They are weddings ‘for the people’, with guest numbers ranging from 200 to over a thousand, or in the case of Angelababy, 2,000. Dining comes in the form of an eight-course banquet, typically served with dish names that convey well-wishes for the newly-weds.
As well as audience, costume also comes into play when considering the magnitude of these weddings. The Chinese bride must consider several changes, starting with the Qua, a traditional Chinese wedding gown. “It’s usually in red, gold or silver embroidery, with dragons and phoenix designs,” explains Kalam Chu, a makeup artist who has attended over 700 Chinese weddings. The bride then usually wears a white dress as her main gown, followed by two to three evening dresses. “They prefer A-line and ball gowns, and also like a lot of embellishment,” explains Baileys, whose boutique houses designers like Vera Wang, Marchesa, and Monique Lhuillier. “I have once helped a couple of brides who had six outfits for a 12-hour wedding: the traditional Qua, two wedding gowns, a Chinese Zhipao and two evening gowns,” says Chu.

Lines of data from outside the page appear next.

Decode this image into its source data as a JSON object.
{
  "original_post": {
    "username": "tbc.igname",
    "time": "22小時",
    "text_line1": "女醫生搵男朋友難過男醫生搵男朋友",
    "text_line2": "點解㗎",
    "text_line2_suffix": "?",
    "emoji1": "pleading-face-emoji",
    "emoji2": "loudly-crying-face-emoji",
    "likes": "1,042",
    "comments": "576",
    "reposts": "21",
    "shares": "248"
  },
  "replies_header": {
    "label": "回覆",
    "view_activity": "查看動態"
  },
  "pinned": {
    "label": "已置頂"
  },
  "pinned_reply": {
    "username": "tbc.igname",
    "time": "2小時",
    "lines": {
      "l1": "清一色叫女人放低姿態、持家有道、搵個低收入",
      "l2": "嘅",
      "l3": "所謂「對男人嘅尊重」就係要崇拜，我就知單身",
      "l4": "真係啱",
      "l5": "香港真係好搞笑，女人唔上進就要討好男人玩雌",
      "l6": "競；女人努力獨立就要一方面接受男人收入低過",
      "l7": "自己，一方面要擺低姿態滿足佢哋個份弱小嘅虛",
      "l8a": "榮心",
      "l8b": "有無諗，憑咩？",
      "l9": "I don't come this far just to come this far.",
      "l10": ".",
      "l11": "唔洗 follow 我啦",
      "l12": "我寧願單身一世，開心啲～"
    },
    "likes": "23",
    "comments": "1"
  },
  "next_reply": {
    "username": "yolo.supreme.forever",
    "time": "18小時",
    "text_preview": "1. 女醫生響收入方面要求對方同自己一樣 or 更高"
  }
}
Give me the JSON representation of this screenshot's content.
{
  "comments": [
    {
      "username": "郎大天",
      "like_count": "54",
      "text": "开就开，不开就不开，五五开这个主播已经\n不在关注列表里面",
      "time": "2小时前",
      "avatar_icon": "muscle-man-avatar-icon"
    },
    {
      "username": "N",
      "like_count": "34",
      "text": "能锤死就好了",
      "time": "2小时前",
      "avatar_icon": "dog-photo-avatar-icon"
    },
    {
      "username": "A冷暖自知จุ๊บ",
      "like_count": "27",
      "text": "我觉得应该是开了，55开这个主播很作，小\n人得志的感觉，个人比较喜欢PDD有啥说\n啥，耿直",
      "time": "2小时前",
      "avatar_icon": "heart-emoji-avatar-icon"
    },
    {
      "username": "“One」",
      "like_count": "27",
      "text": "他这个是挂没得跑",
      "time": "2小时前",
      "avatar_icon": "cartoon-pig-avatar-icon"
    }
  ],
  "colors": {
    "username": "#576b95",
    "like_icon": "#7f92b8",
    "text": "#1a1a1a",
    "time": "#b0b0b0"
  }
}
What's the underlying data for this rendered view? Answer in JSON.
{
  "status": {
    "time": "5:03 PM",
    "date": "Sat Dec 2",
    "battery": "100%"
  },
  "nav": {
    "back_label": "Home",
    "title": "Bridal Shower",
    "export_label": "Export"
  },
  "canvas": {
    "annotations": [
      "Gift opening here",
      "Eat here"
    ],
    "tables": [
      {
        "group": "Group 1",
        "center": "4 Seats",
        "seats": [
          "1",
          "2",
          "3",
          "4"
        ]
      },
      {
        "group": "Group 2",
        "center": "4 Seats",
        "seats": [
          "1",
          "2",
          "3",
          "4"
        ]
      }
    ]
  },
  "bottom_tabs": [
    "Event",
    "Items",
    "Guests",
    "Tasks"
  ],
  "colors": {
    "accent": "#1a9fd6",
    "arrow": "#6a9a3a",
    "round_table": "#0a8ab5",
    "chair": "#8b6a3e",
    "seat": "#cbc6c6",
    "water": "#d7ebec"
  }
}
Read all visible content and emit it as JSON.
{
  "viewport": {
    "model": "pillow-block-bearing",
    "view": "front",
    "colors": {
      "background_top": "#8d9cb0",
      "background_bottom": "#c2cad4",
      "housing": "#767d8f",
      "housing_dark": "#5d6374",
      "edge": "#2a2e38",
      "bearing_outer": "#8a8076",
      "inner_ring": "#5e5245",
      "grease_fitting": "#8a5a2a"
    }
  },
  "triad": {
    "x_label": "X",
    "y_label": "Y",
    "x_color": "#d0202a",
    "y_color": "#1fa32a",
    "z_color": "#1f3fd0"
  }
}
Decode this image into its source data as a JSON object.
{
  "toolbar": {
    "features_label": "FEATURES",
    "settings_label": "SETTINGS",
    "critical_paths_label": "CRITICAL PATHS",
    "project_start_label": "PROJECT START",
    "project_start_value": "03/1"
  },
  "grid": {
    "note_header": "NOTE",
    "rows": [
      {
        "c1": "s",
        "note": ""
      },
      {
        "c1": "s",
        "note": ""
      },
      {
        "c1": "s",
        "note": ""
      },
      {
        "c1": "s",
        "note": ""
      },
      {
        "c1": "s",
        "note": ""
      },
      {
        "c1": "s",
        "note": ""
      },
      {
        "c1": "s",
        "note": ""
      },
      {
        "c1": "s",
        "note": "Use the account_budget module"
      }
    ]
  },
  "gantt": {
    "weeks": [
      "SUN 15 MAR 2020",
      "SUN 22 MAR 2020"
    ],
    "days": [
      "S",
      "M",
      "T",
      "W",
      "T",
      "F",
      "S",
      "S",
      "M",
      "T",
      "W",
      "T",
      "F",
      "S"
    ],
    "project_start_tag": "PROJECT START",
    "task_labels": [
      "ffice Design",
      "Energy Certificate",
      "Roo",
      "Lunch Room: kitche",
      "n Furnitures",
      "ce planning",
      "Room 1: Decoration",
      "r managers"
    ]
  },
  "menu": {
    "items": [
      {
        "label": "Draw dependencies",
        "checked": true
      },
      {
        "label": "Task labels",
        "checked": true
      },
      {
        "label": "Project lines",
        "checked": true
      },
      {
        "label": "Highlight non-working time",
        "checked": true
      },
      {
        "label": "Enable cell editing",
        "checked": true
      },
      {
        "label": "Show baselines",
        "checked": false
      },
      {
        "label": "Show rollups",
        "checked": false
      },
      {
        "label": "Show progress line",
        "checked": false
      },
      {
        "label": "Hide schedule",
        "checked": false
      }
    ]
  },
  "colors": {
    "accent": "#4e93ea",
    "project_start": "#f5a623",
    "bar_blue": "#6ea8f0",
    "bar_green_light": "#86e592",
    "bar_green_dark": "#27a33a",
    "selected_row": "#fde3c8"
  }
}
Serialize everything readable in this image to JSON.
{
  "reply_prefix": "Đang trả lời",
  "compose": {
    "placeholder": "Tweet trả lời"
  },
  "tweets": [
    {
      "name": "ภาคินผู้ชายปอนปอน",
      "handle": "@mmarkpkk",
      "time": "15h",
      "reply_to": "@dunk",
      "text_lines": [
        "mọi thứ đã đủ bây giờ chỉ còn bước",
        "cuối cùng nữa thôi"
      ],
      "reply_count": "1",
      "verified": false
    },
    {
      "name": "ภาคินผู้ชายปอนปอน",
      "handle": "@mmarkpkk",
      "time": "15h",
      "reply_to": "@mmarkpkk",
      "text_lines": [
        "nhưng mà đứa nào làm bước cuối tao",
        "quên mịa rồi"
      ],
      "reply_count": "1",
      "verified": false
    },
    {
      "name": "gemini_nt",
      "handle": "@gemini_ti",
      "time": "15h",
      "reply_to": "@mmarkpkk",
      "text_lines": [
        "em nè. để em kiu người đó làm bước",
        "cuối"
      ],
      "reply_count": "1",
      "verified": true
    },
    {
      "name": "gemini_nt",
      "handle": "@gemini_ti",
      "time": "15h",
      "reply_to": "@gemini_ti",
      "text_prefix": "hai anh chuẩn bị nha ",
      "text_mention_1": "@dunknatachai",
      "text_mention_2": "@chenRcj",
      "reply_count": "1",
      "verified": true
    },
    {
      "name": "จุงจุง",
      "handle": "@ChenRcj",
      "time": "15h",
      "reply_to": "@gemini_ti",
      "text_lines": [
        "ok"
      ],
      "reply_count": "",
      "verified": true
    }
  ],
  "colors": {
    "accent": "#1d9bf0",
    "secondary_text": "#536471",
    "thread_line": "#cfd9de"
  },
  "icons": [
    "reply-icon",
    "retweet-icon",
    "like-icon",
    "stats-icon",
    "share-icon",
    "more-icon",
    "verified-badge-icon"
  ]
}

Like Angelababy, China’s elite are proud to assert their national identity and spending power. And, while she wore Dior couture as her main gown, the couple looked to the virtuosity of Guo Pei’s needlework for their tea ceremony. “Around five years ago, I made a gown for a client that was worth AED 1,066,866,” says Guo Pei, whose fine gold-threaded designs and themes of porcelain, fans and scrolls convey the sense of China’s longing for imperial grandeur. However, Pei maintains that ‘lavish’ is not a term she associates with the weddings of her region. “People with economic means do like to have high demands in terms of aesthetics. One of the reasons is because they are wealthier than before, but mostly it is because Chinese people have a strong sense of family and they take the ceremony seriously.”
Intriguing from more than just a cultural perspective, China presents a huge opportunity for Western designers to meet its growing demand. White dresses, honeymoons, cake- cutting and diamond engagement rings are becoming ubiquitous, but there’s still a strong sense of importance placed upon the past. As China’s new generation of brides and grooms continue to find their feet, creating their own traditions, there is an opportunity for designers and planners to codify these unique cultural drivers. “I once was a bride,” smiles Pei. “Regardless of whether you’re in the East or West, we somehow have the same expectation for our wedding to be one of the most beautiful moments in our lives.”
Yesterday we got a glimpse at the long-awaited Dior, The Art of Colour exhibition fronted by supermodel Bella Hadid. The 20-year-old stunner was in the company of Dior’s creative and image director Peter Philips, the mastermind behind the incredible exhibition. Paying homage to Dior Beauty, largescale images taken from the fashion House's book were mounted against pristine white walls. Dior, The Art of Colour is a retrospective of the extensive and dynamic history of brand, as well as its close relationship with makeup - a partnership that began in 1967, when Christian Dior commissioned Serge Lutens to create a beauty line. Some of the most iconic images from Lutens are documented in the book along with many other stunning shots. The exhibition is currently on display at The Dubai Mall until April 23.